By Kevin Bogardus - 09/03/12 06:10 PM EDT
Lobbyists aren’t staying away from the Democratic National Convention this week despite President Obama’s harsh rhetoric against K Street.
Tony and Heather Podesta caused a stir at the 2008 convention in Denver by handing out scarlet-colored L’s for lobbyists to wear in protest of then-Illinois Sen. Barack ObamaBarack ObamaRepublican senator expects Trump will 'embrace' GOP platform Frustration with White House builds in Hispanic caucus Giuliani touts Trump as true candidate of 'hope' MORE’s (D) hard line against their industry.
But the K Street power couple said they’ll be in Charlotte, N.C., this year, and won’t be bringing out any badges.
Obama has continued his talk tough against K Street in the White House and has barred his reelection campaign and the convention from accepting lobbyist cash. Democratic lobbyists say they’ve learned to live with the chiding that they take from the president.
“It was a form of civil disobedience last time around,” Heather Podesta said of the scarlet L’s. “It’s the rules of the road, and being the pacifists that we are, we have been beaten down to the point of submission.”
Heather Podesta from Heather Podesta + Partners, along with her husband, Tony Podesta of the Podesta Group, are hosting several events in Charlotte throughout the week, including a brunch on Monday and Tuesday. The couple is also co-hosting a reception on Wednesday honoring Tony’s brother, John Podesta, and Neera Tanden of the Center for American Progress.
Other lobbyists told The Hill they weren’t discouraged from coming to Charlotte by Obama’s tough talk, but that doesn’t mean the convention will be teeming with K Streeters.
Tony Podesta, the Podesta Group’s chairman, said the convention is no longer required attendance for Democrats.
“The temptation for lobbyists to sail against the wind is diminished. When you see senators not come at all, House members not come at all, it’s after Labor Day — there’s a whole host of things that have conspired to reduce attendance,” he said.
Lobbyist attendance in 2008 was boosted by the excitement over Obama’s candidacy. Now that he’s the incumbent instead of a fresh-faced challenger, the Charlotte convention isn’t seen as a “must-attend” event for lobbyists who work with the administration.
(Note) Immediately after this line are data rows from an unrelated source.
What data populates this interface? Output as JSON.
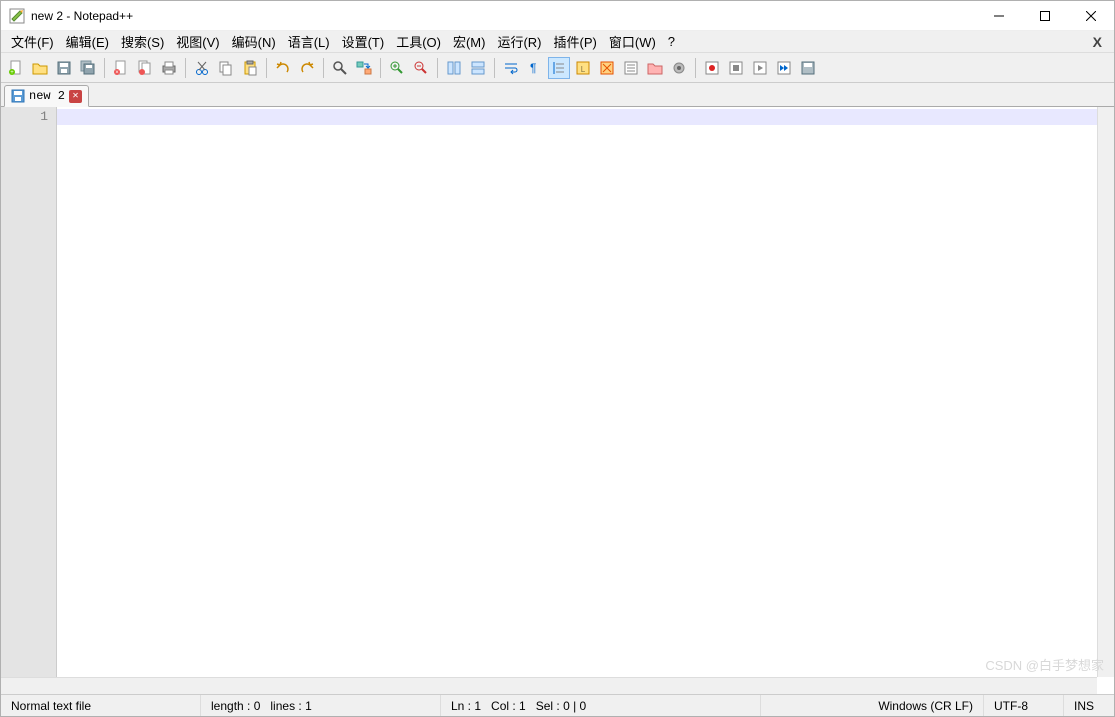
{
  "window": {
    "title": "new 2 - Notepad++"
  },
  "menu": {
    "items": [
      "文件(F)",
      "编辑(E)",
      "搜索(S)",
      "视图(V)",
      "编码(N)",
      "语言(L)",
      "设置(T)",
      "工具(O)",
      "宏(M)",
      "运行(R)",
      "插件(P)",
      "窗口(W)",
      "?"
    ],
    "close_x": "X"
  },
  "tabs": [
    {
      "label": "new 2",
      "modified": false
    }
  ],
  "editor": {
    "line_numbers": [
      "1"
    ]
  },
  "status": {
    "filetype": "Normal text file",
    "length_label": "length : 0",
    "lines_label": "lines : 1",
    "ln": "Ln : 1",
    "col": "Col : 1",
    "sel": "Sel : 0 | 0",
    "eol": "Windows (CR LF)",
    "encoding": "UTF-8",
    "mode": "INS"
  },
  "watermark": "CSDN @白手梦想家"
}
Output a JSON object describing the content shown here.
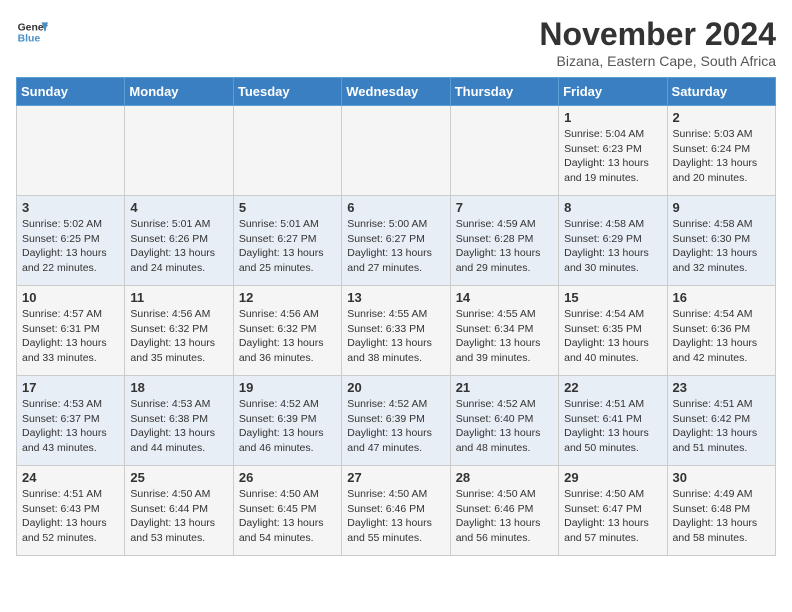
{
  "header": {
    "logo_line1": "General",
    "logo_line2": "Blue",
    "month": "November 2024",
    "location": "Bizana, Eastern Cape, South Africa"
  },
  "days_of_week": [
    "Sunday",
    "Monday",
    "Tuesday",
    "Wednesday",
    "Thursday",
    "Friday",
    "Saturday"
  ],
  "weeks": [
    [
      {
        "day": "",
        "info": ""
      },
      {
        "day": "",
        "info": ""
      },
      {
        "day": "",
        "info": ""
      },
      {
        "day": "",
        "info": ""
      },
      {
        "day": "",
        "info": ""
      },
      {
        "day": "1",
        "info": "Sunrise: 5:04 AM\nSunset: 6:23 PM\nDaylight: 13 hours and 19 minutes."
      },
      {
        "day": "2",
        "info": "Sunrise: 5:03 AM\nSunset: 6:24 PM\nDaylight: 13 hours and 20 minutes."
      }
    ],
    [
      {
        "day": "3",
        "info": "Sunrise: 5:02 AM\nSunset: 6:25 PM\nDaylight: 13 hours and 22 minutes."
      },
      {
        "day": "4",
        "info": "Sunrise: 5:01 AM\nSunset: 6:26 PM\nDaylight: 13 hours and 24 minutes."
      },
      {
        "day": "5",
        "info": "Sunrise: 5:01 AM\nSunset: 6:27 PM\nDaylight: 13 hours and 25 minutes."
      },
      {
        "day": "6",
        "info": "Sunrise: 5:00 AM\nSunset: 6:27 PM\nDaylight: 13 hours and 27 minutes."
      },
      {
        "day": "7",
        "info": "Sunrise: 4:59 AM\nSunset: 6:28 PM\nDaylight: 13 hours and 29 minutes."
      },
      {
        "day": "8",
        "info": "Sunrise: 4:58 AM\nSunset: 6:29 PM\nDaylight: 13 hours and 30 minutes."
      },
      {
        "day": "9",
        "info": "Sunrise: 4:58 AM\nSunset: 6:30 PM\nDaylight: 13 hours and 32 minutes."
      }
    ],
    [
      {
        "day": "10",
        "info": "Sunrise: 4:57 AM\nSunset: 6:31 PM\nDaylight: 13 hours and 33 minutes."
      },
      {
        "day": "11",
        "info": "Sunrise: 4:56 AM\nSunset: 6:32 PM\nDaylight: 13 hours and 35 minutes."
      },
      {
        "day": "12",
        "info": "Sunrise: 4:56 AM\nSunset: 6:32 PM\nDaylight: 13 hours and 36 minutes."
      },
      {
        "day": "13",
        "info": "Sunrise: 4:55 AM\nSunset: 6:33 PM\nDaylight: 13 hours and 38 minutes."
      },
      {
        "day": "14",
        "info": "Sunrise: 4:55 AM\nSunset: 6:34 PM\nDaylight: 13 hours and 39 minutes."
      },
      {
        "day": "15",
        "info": "Sunrise: 4:54 AM\nSunset: 6:35 PM\nDaylight: 13 hours and 40 minutes."
      },
      {
        "day": "16",
        "info": "Sunrise: 4:54 AM\nSunset: 6:36 PM\nDaylight: 13 hours and 42 minutes."
      }
    ],
    [
      {
        "day": "17",
        "info": "Sunrise: 4:53 AM\nSunset: 6:37 PM\nDaylight: 13 hours and 43 minutes."
      },
      {
        "day": "18",
        "info": "Sunrise: 4:53 AM\nSunset: 6:38 PM\nDaylight: 13 hours and 44 minutes."
      },
      {
        "day": "19",
        "info": "Sunrise: 4:52 AM\nSunset: 6:39 PM\nDaylight: 13 hours and 46 minutes."
      },
      {
        "day": "20",
        "info": "Sunrise: 4:52 AM\nSunset: 6:39 PM\nDaylight: 13 hours and 47 minutes."
      },
      {
        "day": "21",
        "info": "Sunrise: 4:52 AM\nSunset: 6:40 PM\nDaylight: 13 hours and 48 minutes."
      },
      {
        "day": "22",
        "info": "Sunrise: 4:51 AM\nSunset: 6:41 PM\nDaylight: 13 hours and 50 minutes."
      },
      {
        "day": "23",
        "info": "Sunrise: 4:51 AM\nSunset: 6:42 PM\nDaylight: 13 hours and 51 minutes."
      }
    ],
    [
      {
        "day": "24",
        "info": "Sunrise: 4:51 AM\nSunset: 6:43 PM\nDaylight: 13 hours and 52 minutes."
      },
      {
        "day": "25",
        "info": "Sunrise: 4:50 AM\nSunset: 6:44 PM\nDaylight: 13 hours and 53 minutes."
      },
      {
        "day": "26",
        "info": "Sunrise: 4:50 AM\nSunset: 6:45 PM\nDaylight: 13 hours and 54 minutes."
      },
      {
        "day": "27",
        "info": "Sunrise: 4:50 AM\nSunset: 6:46 PM\nDaylight: 13 hours and 55 minutes."
      },
      {
        "day": "28",
        "info": "Sunrise: 4:50 AM\nSunset: 6:46 PM\nDaylight: 13 hours and 56 minutes."
      },
      {
        "day": "29",
        "info": "Sunrise: 4:50 AM\nSunset: 6:47 PM\nDaylight: 13 hours and 57 minutes."
      },
      {
        "day": "30",
        "info": "Sunrise: 4:49 AM\nSunset: 6:48 PM\nDaylight: 13 hours and 58 minutes."
      }
    ]
  ]
}
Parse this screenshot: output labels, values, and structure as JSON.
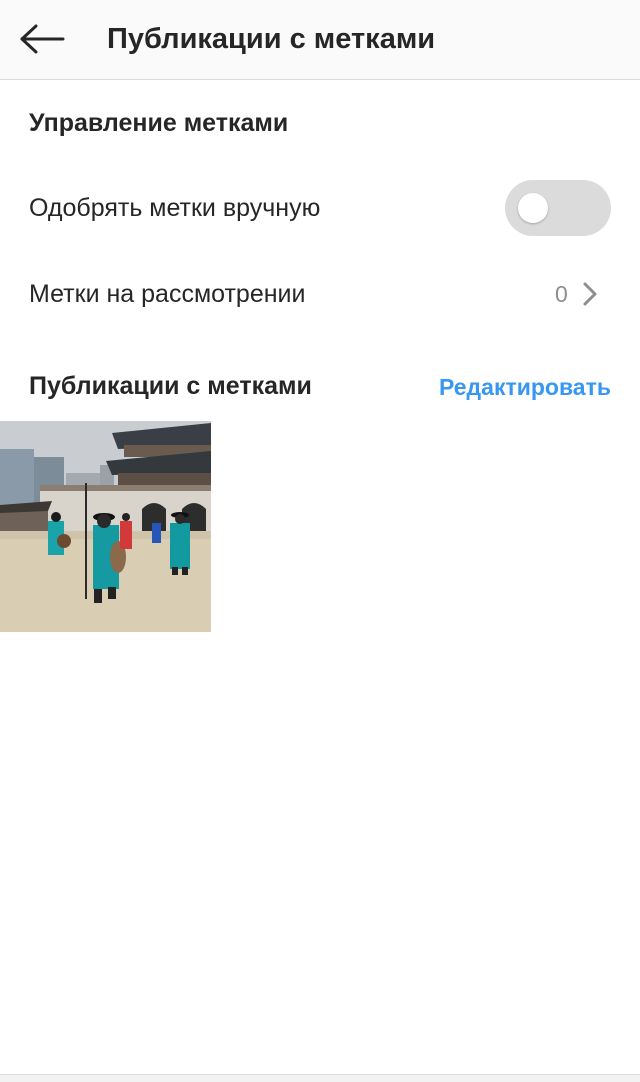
{
  "header": {
    "title": "Публикации с метками"
  },
  "controls": {
    "section_title": "Управление метками",
    "manual_approve": {
      "label": "Одобрять метки вручную",
      "enabled": false
    },
    "pending": {
      "label": "Метки на рассмотрении",
      "count": "0"
    }
  },
  "tagged": {
    "section_title": "Публикации с метками",
    "edit_label": "Редактировать",
    "posts": [
      {
        "thumbnail": "palace-guards-photo"
      }
    ]
  },
  "colors": {
    "link": "#3897f0",
    "toggle_off": "#dbdbdb",
    "text": "#262626",
    "muted": "#8e8e8e"
  }
}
“Will excitement be tamped down compared to four years ago? Sure. But that was the case of ’96 from ’92,” said Rich Gold, head of public policy and regulation practice at Holland & Knight.
Gold’s firm hosted events at the Republican convention but has nothing planned for the Democratic gathering. Holland & Knight represents both the cities of Tampa and Charlotte, and lobbied for security funding for the convention cities.
“We are deploying more people to the Democratic convention because we have so many clients going. Trying to host an event or a party with a dozen different mayors running around wouldn’t be feasible,” said Gold, who’s going to both conventions. “If we didn’t have an office in Tampa, I’m not sure we would be co-sponsoring anything there.”
Prominent Democratic lobbyist Steve Elmendorf, president of Elmendorf | Ryan, said he’ll be at the convention, but for only two days.
“The reason for people I do business with to go is that there are elected officials at the conventions and other people to do business with. If elected officials and potential clients aren’t going, what’s the point?” Elmendorf said.
The conventions have also faced new competition for the money that trade groups and companies typically dole out in election years. Gold said the Supreme Court’s Citizens United decision, which allows corporations and unions to spend unlimited funds on electioneering, has given groups an appealing alternative.
“People who would be normally investing in the conventions now have this other outlet because of the Supreme Court decision and they can directly invest in the race,” Gold said. “The three-day, four-day party is much less relevant than the outside money.”
One group that will not be active in Charlotte is the team of lobbyists that handled key convention jobs in the past. Those lobbyists were replaced in 2008, and many of them aren’t bothering to make the trip this year.
Mike Berman, president of the Duberstein Group, traditionally helped organize the schedule of convention speakers. But this year, as in 2008, he plans to watch the convention from afar on television.
Bob Healy, senior vice president at Wexler & Walker Public Policy Associates, has helped run the convention podium since 1980. But he and his team, which includes some lobbyists, weren’t asked to volunteer in Denver and won’t be in Charlotte.
“In 2008 ... I’m not sure if our old team could have done a better job,” Healy said of the replacements. “And I’m sure they will do a pretty good job this year. There is a pattern here. It’s not like you are writing a new novel.”